_Records provided_
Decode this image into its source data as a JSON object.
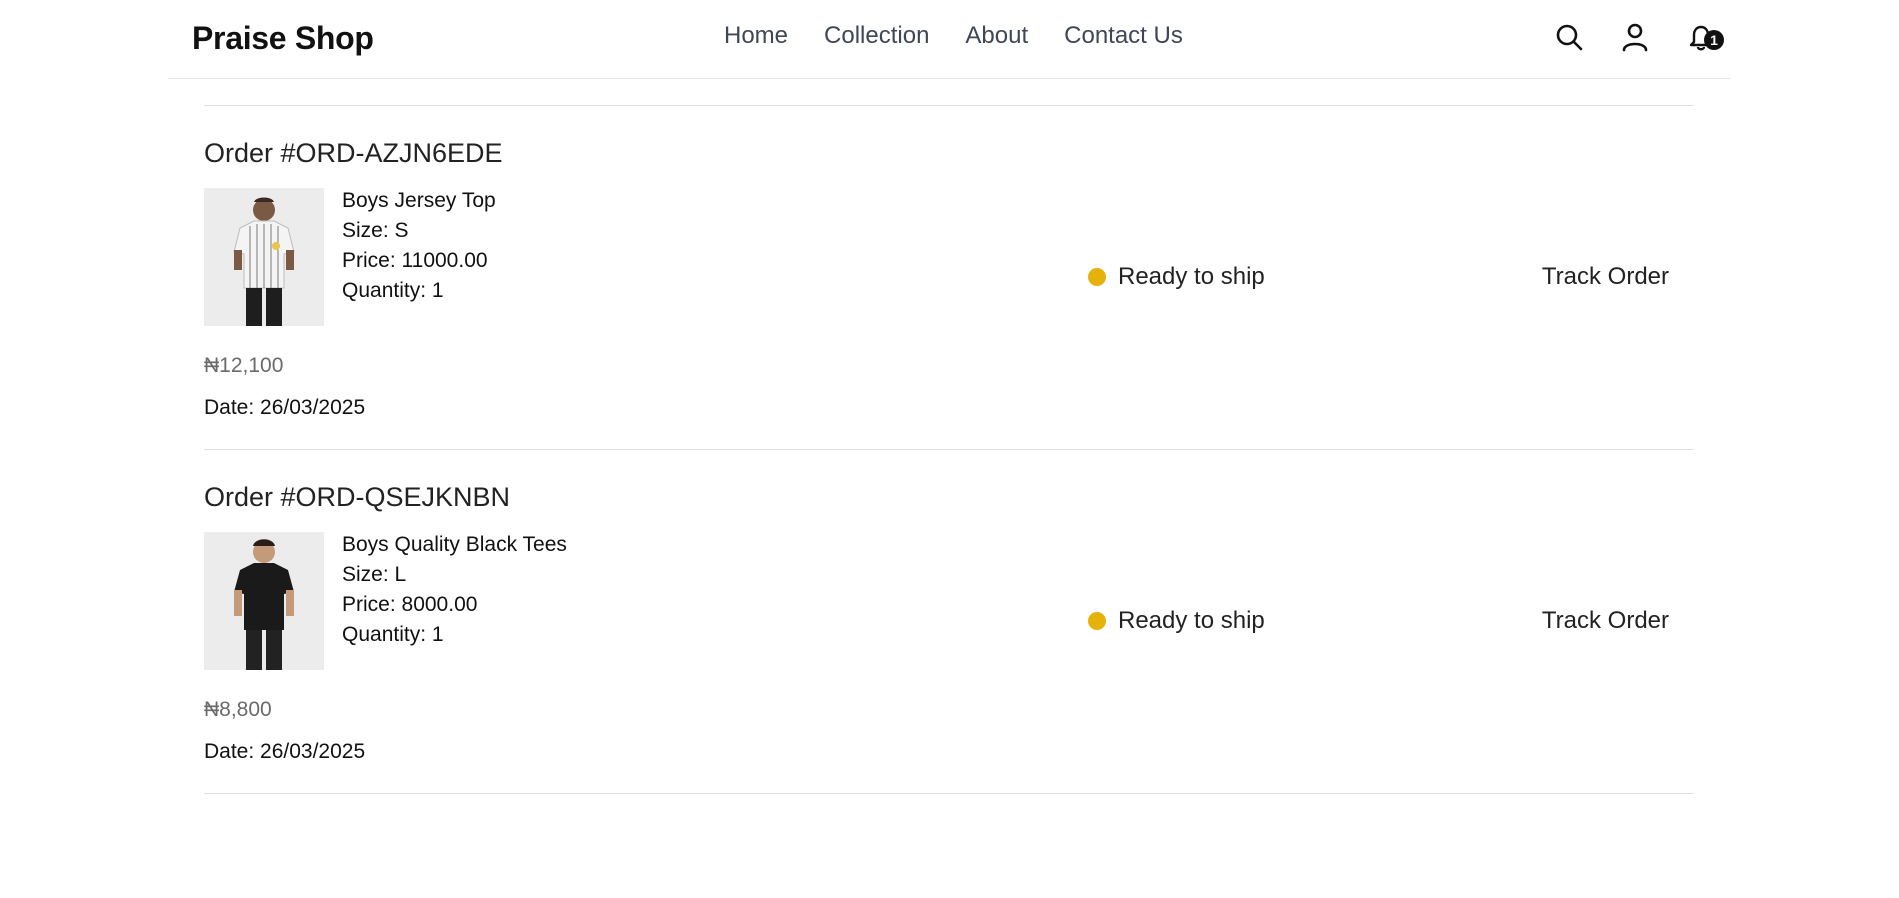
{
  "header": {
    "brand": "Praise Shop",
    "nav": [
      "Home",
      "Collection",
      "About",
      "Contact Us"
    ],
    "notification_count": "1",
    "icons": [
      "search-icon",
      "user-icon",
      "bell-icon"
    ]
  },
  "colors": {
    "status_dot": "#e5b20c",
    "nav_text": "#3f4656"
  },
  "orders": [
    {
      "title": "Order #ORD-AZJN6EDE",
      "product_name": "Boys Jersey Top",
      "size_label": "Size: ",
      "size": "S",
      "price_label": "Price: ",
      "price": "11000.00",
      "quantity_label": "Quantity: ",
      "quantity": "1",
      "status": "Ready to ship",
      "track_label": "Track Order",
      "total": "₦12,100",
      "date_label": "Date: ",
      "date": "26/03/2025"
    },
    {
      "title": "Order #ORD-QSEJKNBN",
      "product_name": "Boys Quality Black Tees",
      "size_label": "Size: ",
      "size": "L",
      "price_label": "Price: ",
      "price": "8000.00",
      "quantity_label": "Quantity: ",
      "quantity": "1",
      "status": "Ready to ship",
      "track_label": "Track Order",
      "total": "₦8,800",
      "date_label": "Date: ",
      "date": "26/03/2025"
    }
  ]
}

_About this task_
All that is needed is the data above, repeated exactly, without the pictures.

_Response to the exercise_
Decode this image into its source data as a JSON object.
{
  "header": {
    "brand": "Praise Shop",
    "nav": [
      "Home",
      "Collection",
      "About",
      "Contact Us"
    ],
    "notification_count": "1",
    "icons": [
      "search-icon",
      "user-icon",
      "bell-icon"
    ]
  },
  "colors": {
    "status_dot": "#e5b20c",
    "nav_text": "#3f4656"
  },
  "orders": [
    {
      "title": "Order #ORD-AZJN6EDE",
      "product_name": "Boys Jersey Top",
      "size_label": "Size: ",
      "size": "S",
      "price_label": "Price: ",
      "price": "11000.00",
      "quantity_label": "Quantity: ",
      "quantity": "1",
      "status": "Ready to ship",
      "track_label": "Track Order",
      "total": "₦12,100",
      "date_label": "Date: ",
      "date": "26/03/2025"
    },
    {
      "title": "Order #ORD-QSEJKNBN",
      "product_name": "Boys Quality Black Tees",
      "size_label": "Size: ",
      "size": "L",
      "price_label": "Price: ",
      "price": "8000.00",
      "quantity_label": "Quantity: ",
      "quantity": "1",
      "status": "Ready to ship",
      "track_label": "Track Order",
      "total": "₦8,800",
      "date_label": "Date: ",
      "date": "26/03/2025"
    }
  ]
}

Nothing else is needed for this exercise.